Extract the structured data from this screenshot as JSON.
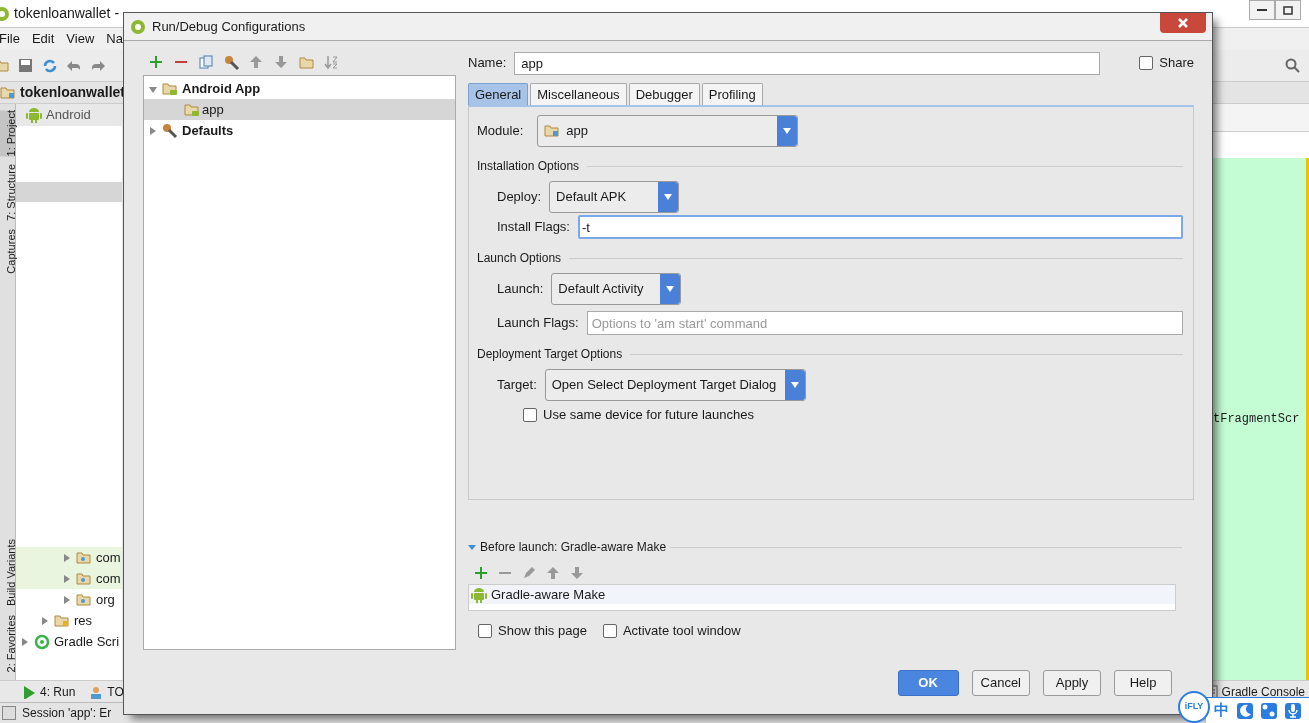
{
  "ide": {
    "title": "tokenloanwallet -",
    "menu": [
      "File",
      "Edit",
      "View",
      "Na"
    ],
    "project_name": "tokenloanwallet",
    "view_selector": "Android",
    "side_tabs": [
      {
        "label": "1: Project",
        "selected": true
      },
      {
        "label": "7: Structure",
        "selected": false
      },
      {
        "label": "Captures",
        "selected": false
      },
      {
        "label": "Build Variants",
        "selected": false
      },
      {
        "label": "2: Favorites",
        "selected": false
      }
    ],
    "tree": [
      {
        "label": "com",
        "kind": "package",
        "highlighted": true
      },
      {
        "label": "com",
        "kind": "package",
        "highlighted": true
      },
      {
        "label": "org",
        "kind": "package",
        "highlighted": false
      },
      {
        "label": "res",
        "kind": "resources",
        "highlighted": false
      },
      {
        "label": "Gradle Scri",
        "kind": "gradle",
        "highlighted": false
      }
    ],
    "bottom_tabs": [
      "4: Run",
      "TO"
    ],
    "editor_text": "tFragmentScr",
    "gradle_console": "Gradle Console",
    "status": "Session 'app': Er"
  },
  "ime": {
    "logo": "iFLY",
    "mode": "中"
  },
  "dialog": {
    "title": "Run/Debug Configurations",
    "config_tree": [
      {
        "label": "Android App",
        "expanded": true,
        "selected": false,
        "children": [
          {
            "label": "app",
            "selected": true
          }
        ]
      },
      {
        "label": "Defaults",
        "expanded": false,
        "selected": false
      }
    ],
    "name_label": "Name:",
    "name": "app",
    "share": {
      "label": "Share",
      "checked": false
    },
    "tabs": [
      {
        "label": "General",
        "selected": true
      },
      {
        "label": "Miscellaneous",
        "selected": false
      },
      {
        "label": "Debugger",
        "selected": false
      },
      {
        "label": "Profiling",
        "selected": false
      }
    ],
    "module_label": "Module:",
    "module": "app",
    "installation_header": "Installation Options",
    "deploy_label": "Deploy:",
    "deploy": "Default APK",
    "install_flags_label": "Install Flags:",
    "install_flags": "-t",
    "launch_header": "Launch Options",
    "launch_label": "Launch:",
    "launch": "Default Activity",
    "launch_flags_label": "Launch Flags:",
    "launch_flags_placeholder": "Options to 'am start' command",
    "target_header": "Deployment Target Options",
    "target_label": "Target:",
    "target": "Open Select Deployment Target Dialog",
    "same_device": {
      "label": "Use same device for future launches",
      "checked": false
    },
    "before_launch": {
      "title": "Before launch: Gradle-aware Make",
      "expanded": true,
      "tasks": [
        "Gradle-aware Make"
      ]
    },
    "show_this_page": {
      "label": "Show this page",
      "checked": false
    },
    "activate_tool_window": {
      "label": "Activate tool window",
      "checked": false
    },
    "buttons": [
      {
        "label": "OK",
        "kind": "primary"
      },
      {
        "label": "Cancel",
        "kind": "normal"
      },
      {
        "label": "Apply",
        "kind": "normal"
      },
      {
        "label": "Help",
        "kind": "normal"
      }
    ]
  }
}
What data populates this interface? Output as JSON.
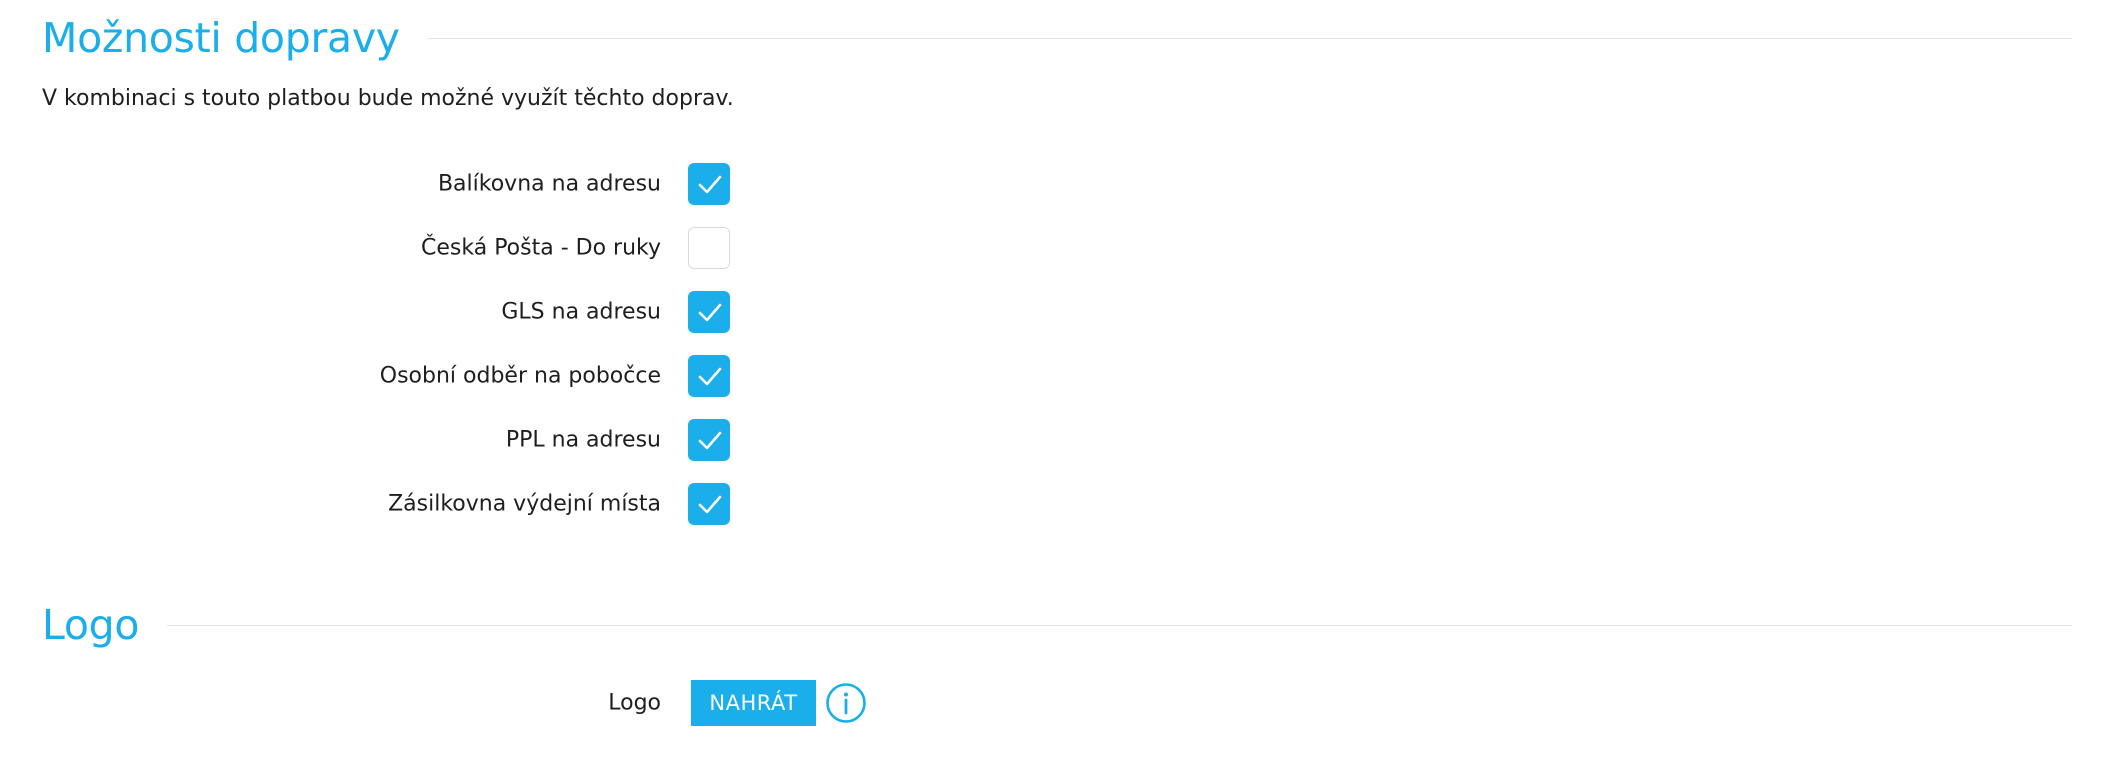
{
  "shipping_section": {
    "title": "Možnosti dopravy",
    "description": "V kombinaci s touto platbou bude možné využít těchto doprav.",
    "options": [
      {
        "label": "Balíkovna na adresu",
        "checked": true
      },
      {
        "label": "Česká Pošta - Do ruky",
        "checked": false
      },
      {
        "label": "GLS na adresu",
        "checked": true
      },
      {
        "label": "Osobní odběr na pobočce",
        "checked": true
      },
      {
        "label": "PPL na adresu",
        "checked": true
      },
      {
        "label": "Zásilkovna výdejní místa",
        "checked": true
      }
    ]
  },
  "logo_section": {
    "title": "Logo",
    "field_label": "Logo",
    "upload_label": "NAHRÁT",
    "info_icon": "info-icon"
  },
  "colors": {
    "accent": "#1aaeea",
    "divider": "#e3e6e9",
    "checkbox_border": "#d6dadf"
  }
}
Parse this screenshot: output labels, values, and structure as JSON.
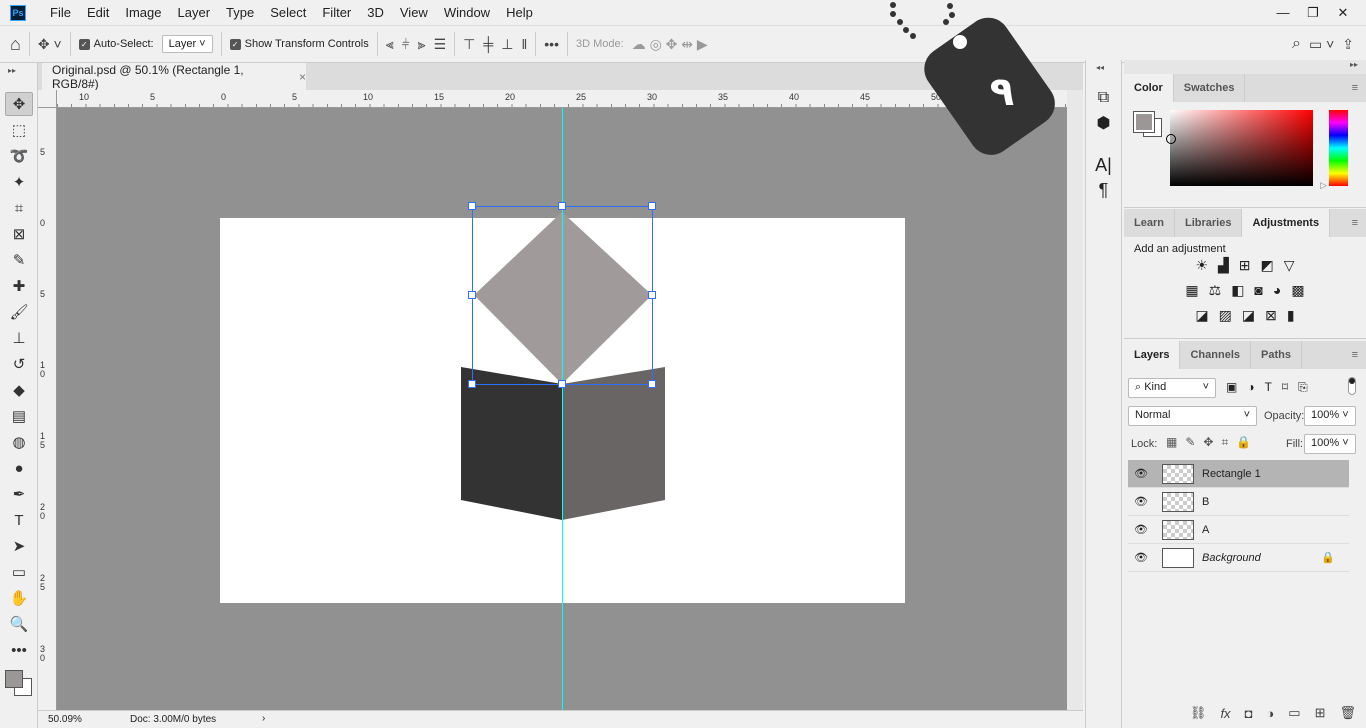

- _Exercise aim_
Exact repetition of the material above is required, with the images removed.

- _Response to the task_
Extract the structured data from this screenshot as JSON.
{
  "ide": {
    "title": "tokenloanwallet -",
    "menu": [
      "File",
      "Edit",
      "View",
      "Na"
    ],
    "project_name": "tokenloanwallet",
    "view_selector": "Android",
    "side_tabs": [
      {
        "label": "1: Project",
        "selected": true
      },
      {
        "label": "7: Structure",
        "selected": false
      },
      {
        "label": "Captures",
        "selected": false
      },
      {
        "label": "Build Variants",
        "selected": false
      },
      {
        "label": "2: Favorites",
        "selected": false
      }
    ],
    "tree": [
      {
        "label": "com",
        "kind": "package",
        "highlighted": true
      },
      {
        "label": "com",
        "kind": "package",
        "highlighted": true
      },
      {
        "label": "org",
        "kind": "package",
        "highlighted": false
      },
      {
        "label": "res",
        "kind": "resources",
        "highlighted": false
      },
      {
        "label": "Gradle Scri",
        "kind": "gradle",
        "highlighted": false
      }
    ],
    "bottom_tabs": [
      "4: Run",
      "TO"
    ],
    "editor_text": "tFragmentScr",
    "gradle_console": "Gradle Console",
    "status": "Session 'app': Er"
  },
  "ime": {
    "logo": "iFLY",
    "mode": "中"
  },
  "dialog": {
    "title": "Run/Debug Configurations",
    "config_tree": [
      {
        "label": "Android App",
        "expanded": true,
        "selected": false,
        "children": [
          {
            "label": "app",
            "selected": true
          }
        ]
      },
      {
        "label": "Defaults",
        "expanded": false,
        "selected": false
      }
    ],
    "name_label": "Name:",
    "name": "app",
    "share": {
      "label": "Share",
      "checked": false
    },
    "tabs": [
      {
        "label": "General",
        "selected": true
      },
      {
        "label": "Miscellaneous",
        "selected": false
      },
      {
        "label": "Debugger",
        "selected": false
      },
      {
        "label": "Profiling",
        "selected": false
      }
    ],
    "module_label": "Module:",
    "module": "app",
    "installation_header": "Installation Options",
    "deploy_label": "Deploy:",
    "deploy": "Default APK",
    "install_flags_label": "Install Flags:",
    "install_flags": "-t",
    "launch_header": "Launch Options",
    "launch_label": "Launch:",
    "launch": "Default Activity",
    "launch_flags_label": "Launch Flags:",
    "launch_flags_placeholder": "Options to 'am start' command",
    "target_header": "Deployment Target Options",
    "target_label": "Target:",
    "target": "Open Select Deployment Target Dialog",
    "same_device": {
      "label": "Use same device for future launches",
      "checked": false
    },
    "before_launch": {
      "title": "Before launch: Gradle-aware Make",
      "expanded": true,
      "tasks": [
        "Gradle-aware Make"
      ]
    },
    "show_this_page": {
      "label": "Show this page",
      "checked": false
    },
    "activate_tool_window": {
      "label": "Activate tool window",
      "checked": false
    },
    "buttons": [
      {
        "label": "OK",
        "kind": "primary"
      },
      {
        "label": "Cancel",
        "kind": "normal"
      },
      {
        "label": "Apply",
        "kind": "normal"
      },
      {
        "label": "Help",
        "kind": "normal"
      }
    ]
  }
}
What data populates this interface? Output as JSON.
{
  "shipping_section": {
    "title": "Možnosti dopravy",
    "description": "V kombinaci s touto platbou bude možné využít těchto doprav.",
    "options": [
      {
        "label": "Balíkovna na adresu",
        "checked": true
      },
      {
        "label": "Česká Pošta - Do ruky",
        "checked": false
      },
      {
        "label": "GLS na adresu",
        "checked": true
      },
      {
        "label": "Osobní odběr na pobočce",
        "checked": true
      },
      {
        "label": "PPL na adresu",
        "checked": true
      },
      {
        "label": "Zásilkovna výdejní místa",
        "checked": true
      }
    ]
  },
  "logo_section": {
    "title": "Logo",
    "field_label": "Logo",
    "upload_label": "NAHRÁT",
    "info_icon": "info-icon"
  },
  "colors": {
    "accent": "#1aaeea",
    "divider": "#e3e6e9",
    "checkbox_border": "#d6dadf"
  }
}
Parse this screenshot: output labels, values, and structure as JSON.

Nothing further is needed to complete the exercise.